>>>

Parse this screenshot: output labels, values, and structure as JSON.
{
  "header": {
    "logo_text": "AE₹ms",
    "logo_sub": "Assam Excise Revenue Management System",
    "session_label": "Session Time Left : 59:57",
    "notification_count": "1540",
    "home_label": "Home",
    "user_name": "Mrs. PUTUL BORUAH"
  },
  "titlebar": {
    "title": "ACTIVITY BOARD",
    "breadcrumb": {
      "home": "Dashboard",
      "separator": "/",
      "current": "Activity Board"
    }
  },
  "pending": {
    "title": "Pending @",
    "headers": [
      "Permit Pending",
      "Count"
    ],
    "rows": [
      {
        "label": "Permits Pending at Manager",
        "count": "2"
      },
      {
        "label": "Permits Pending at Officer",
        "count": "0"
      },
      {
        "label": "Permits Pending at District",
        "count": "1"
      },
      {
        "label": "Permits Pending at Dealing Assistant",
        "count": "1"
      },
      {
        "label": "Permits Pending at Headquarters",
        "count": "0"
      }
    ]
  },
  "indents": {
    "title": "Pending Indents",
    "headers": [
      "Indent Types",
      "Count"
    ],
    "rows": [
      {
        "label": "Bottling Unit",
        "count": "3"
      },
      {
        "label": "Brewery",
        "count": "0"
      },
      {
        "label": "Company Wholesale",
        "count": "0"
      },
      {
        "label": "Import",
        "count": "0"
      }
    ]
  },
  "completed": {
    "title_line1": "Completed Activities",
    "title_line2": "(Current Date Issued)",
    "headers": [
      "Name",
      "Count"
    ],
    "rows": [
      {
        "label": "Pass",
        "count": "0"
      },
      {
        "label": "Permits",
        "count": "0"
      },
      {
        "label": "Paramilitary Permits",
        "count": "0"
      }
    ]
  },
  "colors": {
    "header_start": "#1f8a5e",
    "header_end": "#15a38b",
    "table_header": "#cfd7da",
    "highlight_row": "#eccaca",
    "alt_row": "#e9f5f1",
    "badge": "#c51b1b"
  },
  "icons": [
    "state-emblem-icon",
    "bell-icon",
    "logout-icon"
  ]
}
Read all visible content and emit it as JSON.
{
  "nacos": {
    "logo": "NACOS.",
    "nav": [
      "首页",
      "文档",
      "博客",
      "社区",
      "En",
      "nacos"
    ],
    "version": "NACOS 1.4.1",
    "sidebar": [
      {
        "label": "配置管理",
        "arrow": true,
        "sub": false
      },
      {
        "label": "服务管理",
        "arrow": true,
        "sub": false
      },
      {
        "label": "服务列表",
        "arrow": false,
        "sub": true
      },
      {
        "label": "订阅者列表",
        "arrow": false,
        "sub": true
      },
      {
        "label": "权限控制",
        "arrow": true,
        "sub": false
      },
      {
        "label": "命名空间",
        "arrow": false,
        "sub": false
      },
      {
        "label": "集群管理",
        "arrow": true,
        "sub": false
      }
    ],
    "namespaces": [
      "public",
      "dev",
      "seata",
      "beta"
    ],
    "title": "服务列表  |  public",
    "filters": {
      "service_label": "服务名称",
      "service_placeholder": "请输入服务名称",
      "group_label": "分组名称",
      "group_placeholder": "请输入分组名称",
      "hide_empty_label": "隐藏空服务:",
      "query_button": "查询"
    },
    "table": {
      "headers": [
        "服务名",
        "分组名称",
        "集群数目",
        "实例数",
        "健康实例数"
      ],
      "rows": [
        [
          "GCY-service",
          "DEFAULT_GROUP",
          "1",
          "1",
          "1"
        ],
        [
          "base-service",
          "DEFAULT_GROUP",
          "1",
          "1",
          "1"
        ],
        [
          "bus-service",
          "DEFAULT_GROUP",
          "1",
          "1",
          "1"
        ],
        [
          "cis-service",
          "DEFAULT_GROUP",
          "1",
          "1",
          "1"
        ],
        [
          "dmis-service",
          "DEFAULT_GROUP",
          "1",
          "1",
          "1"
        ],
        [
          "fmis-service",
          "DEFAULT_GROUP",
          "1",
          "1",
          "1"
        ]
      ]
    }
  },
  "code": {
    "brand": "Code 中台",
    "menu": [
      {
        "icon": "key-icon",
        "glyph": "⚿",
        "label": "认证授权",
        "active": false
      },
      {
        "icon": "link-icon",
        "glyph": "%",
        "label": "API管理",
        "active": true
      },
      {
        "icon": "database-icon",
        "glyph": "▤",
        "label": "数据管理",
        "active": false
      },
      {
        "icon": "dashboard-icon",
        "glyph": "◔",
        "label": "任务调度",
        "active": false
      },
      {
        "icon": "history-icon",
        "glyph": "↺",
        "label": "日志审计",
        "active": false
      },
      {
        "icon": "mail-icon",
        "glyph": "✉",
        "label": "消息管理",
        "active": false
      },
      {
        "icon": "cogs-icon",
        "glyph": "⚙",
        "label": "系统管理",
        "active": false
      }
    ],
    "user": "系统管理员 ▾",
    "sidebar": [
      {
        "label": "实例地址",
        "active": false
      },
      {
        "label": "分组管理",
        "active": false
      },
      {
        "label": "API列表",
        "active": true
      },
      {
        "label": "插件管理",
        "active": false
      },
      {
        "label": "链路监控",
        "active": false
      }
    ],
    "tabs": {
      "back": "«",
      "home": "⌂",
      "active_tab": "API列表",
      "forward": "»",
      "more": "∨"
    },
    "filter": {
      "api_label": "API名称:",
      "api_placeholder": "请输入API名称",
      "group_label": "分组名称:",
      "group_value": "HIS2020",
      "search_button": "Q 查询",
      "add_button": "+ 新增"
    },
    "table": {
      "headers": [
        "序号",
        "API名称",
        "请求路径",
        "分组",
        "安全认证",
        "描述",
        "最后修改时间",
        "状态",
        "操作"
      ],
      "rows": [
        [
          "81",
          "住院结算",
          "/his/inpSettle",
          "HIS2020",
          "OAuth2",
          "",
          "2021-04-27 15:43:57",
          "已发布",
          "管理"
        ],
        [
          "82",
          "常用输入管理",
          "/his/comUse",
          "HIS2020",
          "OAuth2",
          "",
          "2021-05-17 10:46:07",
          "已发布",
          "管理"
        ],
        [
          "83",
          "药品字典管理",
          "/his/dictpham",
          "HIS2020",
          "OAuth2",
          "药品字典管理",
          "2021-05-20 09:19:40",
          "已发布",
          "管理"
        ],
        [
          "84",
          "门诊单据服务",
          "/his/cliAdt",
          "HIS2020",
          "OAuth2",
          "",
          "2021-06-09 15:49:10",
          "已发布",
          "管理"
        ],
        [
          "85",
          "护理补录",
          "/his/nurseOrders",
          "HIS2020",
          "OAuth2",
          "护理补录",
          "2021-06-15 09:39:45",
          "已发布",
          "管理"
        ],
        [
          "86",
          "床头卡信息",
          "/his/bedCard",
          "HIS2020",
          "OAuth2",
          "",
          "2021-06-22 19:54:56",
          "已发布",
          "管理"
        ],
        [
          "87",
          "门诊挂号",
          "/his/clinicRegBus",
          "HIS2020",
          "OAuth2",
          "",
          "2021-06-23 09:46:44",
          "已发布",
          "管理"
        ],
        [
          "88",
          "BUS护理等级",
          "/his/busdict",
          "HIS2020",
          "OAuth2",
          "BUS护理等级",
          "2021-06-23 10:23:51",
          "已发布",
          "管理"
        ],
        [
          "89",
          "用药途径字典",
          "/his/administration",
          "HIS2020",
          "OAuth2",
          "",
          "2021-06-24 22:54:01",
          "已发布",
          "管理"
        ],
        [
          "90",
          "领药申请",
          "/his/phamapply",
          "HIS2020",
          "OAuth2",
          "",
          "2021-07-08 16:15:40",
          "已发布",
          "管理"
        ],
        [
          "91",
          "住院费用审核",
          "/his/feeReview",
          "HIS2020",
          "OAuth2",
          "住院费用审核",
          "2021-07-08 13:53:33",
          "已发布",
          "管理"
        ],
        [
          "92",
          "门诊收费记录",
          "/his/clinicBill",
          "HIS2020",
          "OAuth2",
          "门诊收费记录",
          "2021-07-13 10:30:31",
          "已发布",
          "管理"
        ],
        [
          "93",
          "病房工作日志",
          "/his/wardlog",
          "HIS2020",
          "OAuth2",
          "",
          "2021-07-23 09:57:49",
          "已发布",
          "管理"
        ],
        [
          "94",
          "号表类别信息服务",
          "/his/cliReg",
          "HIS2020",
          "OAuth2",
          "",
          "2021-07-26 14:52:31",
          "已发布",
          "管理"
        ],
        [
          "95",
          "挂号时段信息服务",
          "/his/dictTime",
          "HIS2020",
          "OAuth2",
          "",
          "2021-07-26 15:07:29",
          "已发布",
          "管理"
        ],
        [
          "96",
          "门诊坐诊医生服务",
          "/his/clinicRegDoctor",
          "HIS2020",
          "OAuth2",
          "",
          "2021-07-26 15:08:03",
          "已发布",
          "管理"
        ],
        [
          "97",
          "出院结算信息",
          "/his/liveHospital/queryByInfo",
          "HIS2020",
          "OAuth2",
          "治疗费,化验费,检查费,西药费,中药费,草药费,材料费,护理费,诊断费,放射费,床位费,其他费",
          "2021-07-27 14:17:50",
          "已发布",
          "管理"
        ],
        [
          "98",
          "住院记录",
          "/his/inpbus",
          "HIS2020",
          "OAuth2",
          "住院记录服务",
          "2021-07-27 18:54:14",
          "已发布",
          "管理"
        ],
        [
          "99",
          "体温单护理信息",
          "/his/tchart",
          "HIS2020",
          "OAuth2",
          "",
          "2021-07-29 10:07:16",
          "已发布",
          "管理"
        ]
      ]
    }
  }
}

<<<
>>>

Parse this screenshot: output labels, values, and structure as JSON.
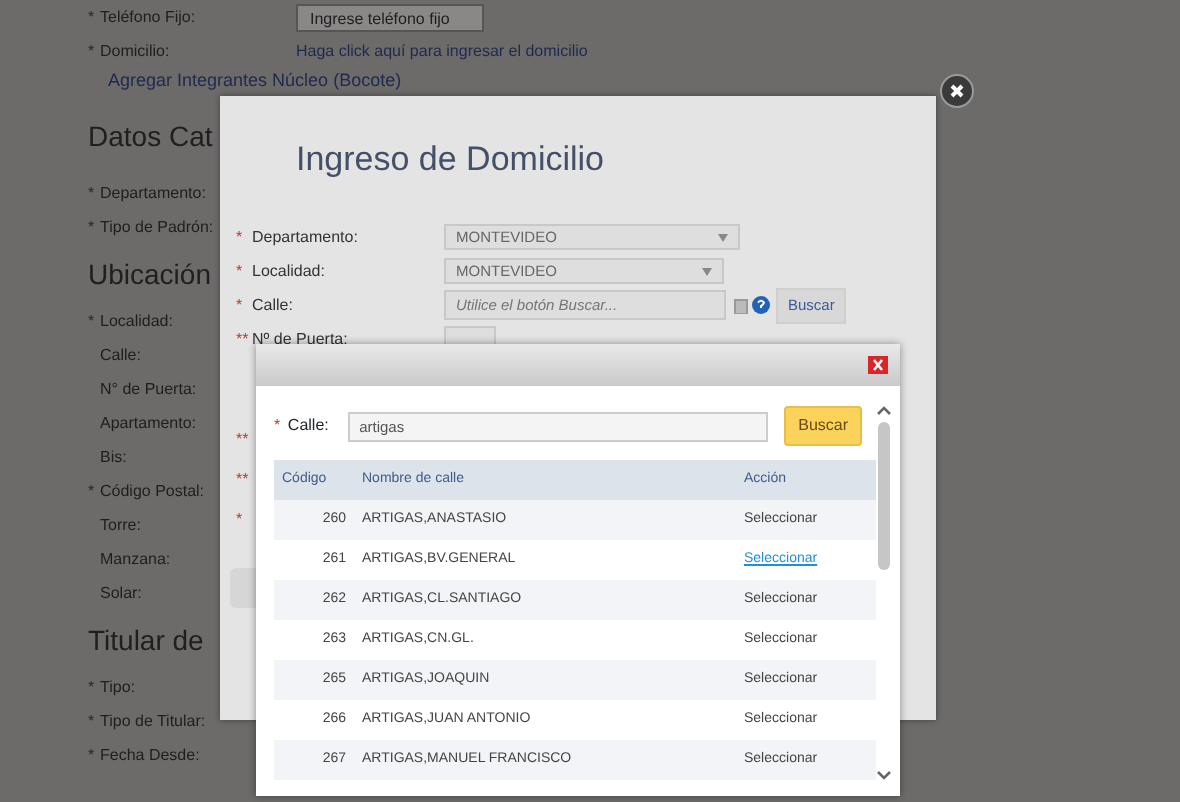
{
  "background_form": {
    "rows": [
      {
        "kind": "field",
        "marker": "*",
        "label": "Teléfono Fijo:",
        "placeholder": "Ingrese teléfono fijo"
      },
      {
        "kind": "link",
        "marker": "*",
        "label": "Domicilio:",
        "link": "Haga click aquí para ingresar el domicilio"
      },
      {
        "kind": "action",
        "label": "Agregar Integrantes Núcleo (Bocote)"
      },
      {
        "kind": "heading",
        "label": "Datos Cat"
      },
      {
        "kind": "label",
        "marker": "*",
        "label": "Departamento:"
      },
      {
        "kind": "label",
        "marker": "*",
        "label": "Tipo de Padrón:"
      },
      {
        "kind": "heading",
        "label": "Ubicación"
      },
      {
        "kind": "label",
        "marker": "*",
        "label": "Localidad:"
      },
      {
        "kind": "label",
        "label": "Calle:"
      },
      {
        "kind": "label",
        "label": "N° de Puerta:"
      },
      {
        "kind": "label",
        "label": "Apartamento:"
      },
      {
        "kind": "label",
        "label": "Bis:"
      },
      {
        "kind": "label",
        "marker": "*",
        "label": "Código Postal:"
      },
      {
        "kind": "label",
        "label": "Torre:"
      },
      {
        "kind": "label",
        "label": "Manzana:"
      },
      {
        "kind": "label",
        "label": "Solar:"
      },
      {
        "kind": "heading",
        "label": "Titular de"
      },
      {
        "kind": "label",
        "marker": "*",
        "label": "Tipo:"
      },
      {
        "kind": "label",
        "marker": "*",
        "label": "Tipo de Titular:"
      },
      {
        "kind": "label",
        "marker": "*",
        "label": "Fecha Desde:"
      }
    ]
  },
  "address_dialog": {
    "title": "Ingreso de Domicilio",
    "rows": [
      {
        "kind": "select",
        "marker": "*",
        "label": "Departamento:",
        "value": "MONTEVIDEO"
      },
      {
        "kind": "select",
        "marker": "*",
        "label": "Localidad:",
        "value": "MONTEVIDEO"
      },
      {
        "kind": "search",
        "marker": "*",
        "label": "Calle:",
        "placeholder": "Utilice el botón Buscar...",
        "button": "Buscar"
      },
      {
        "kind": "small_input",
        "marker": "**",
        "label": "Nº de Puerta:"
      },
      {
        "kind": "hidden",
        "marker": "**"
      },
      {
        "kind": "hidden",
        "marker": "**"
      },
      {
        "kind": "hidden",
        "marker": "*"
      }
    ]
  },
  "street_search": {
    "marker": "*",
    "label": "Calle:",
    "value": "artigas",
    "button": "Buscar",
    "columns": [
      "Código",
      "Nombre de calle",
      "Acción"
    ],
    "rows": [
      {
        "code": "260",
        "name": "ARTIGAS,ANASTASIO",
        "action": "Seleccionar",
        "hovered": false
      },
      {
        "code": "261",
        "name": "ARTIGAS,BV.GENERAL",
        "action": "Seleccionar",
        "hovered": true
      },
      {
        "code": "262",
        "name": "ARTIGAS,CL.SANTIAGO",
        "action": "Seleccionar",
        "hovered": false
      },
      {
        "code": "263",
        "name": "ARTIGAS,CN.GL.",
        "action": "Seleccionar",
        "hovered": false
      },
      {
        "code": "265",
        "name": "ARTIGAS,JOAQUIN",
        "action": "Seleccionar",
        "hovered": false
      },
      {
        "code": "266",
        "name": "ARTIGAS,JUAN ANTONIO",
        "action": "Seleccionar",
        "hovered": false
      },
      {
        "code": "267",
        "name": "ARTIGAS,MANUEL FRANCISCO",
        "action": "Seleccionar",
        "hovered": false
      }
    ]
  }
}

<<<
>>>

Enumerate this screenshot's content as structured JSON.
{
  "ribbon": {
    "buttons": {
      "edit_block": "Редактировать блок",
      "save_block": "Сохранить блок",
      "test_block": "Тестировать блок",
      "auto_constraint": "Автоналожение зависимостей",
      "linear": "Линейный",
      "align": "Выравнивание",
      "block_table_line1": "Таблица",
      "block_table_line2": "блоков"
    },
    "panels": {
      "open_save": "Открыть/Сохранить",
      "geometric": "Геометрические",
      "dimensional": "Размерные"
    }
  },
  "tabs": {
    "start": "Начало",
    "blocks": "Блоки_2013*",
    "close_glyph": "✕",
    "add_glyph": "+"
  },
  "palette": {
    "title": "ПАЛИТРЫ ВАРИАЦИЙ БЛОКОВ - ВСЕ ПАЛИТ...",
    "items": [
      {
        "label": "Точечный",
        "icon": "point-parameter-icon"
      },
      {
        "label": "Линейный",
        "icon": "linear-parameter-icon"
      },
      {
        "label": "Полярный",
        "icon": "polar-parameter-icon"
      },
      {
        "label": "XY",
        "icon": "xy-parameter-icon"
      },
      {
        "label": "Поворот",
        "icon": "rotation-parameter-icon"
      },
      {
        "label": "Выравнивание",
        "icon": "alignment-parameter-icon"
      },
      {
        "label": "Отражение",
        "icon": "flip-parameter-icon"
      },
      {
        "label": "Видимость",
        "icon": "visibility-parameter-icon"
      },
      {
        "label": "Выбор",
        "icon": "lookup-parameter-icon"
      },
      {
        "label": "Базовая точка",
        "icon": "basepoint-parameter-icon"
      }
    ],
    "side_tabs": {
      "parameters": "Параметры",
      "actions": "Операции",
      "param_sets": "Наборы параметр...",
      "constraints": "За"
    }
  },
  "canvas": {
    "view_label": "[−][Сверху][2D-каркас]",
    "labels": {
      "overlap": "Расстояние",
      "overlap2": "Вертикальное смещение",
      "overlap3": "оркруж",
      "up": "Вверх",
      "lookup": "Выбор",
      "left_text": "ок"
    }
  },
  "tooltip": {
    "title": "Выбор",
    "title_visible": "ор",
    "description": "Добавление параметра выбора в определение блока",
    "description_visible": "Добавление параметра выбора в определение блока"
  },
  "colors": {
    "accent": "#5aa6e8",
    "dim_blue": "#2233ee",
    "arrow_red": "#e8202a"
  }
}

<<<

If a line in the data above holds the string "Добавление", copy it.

__Result__
    "description": "Добавление параметра выбора в определение блока",
    "description_visible": "Добавление параметра выбора в определение блока"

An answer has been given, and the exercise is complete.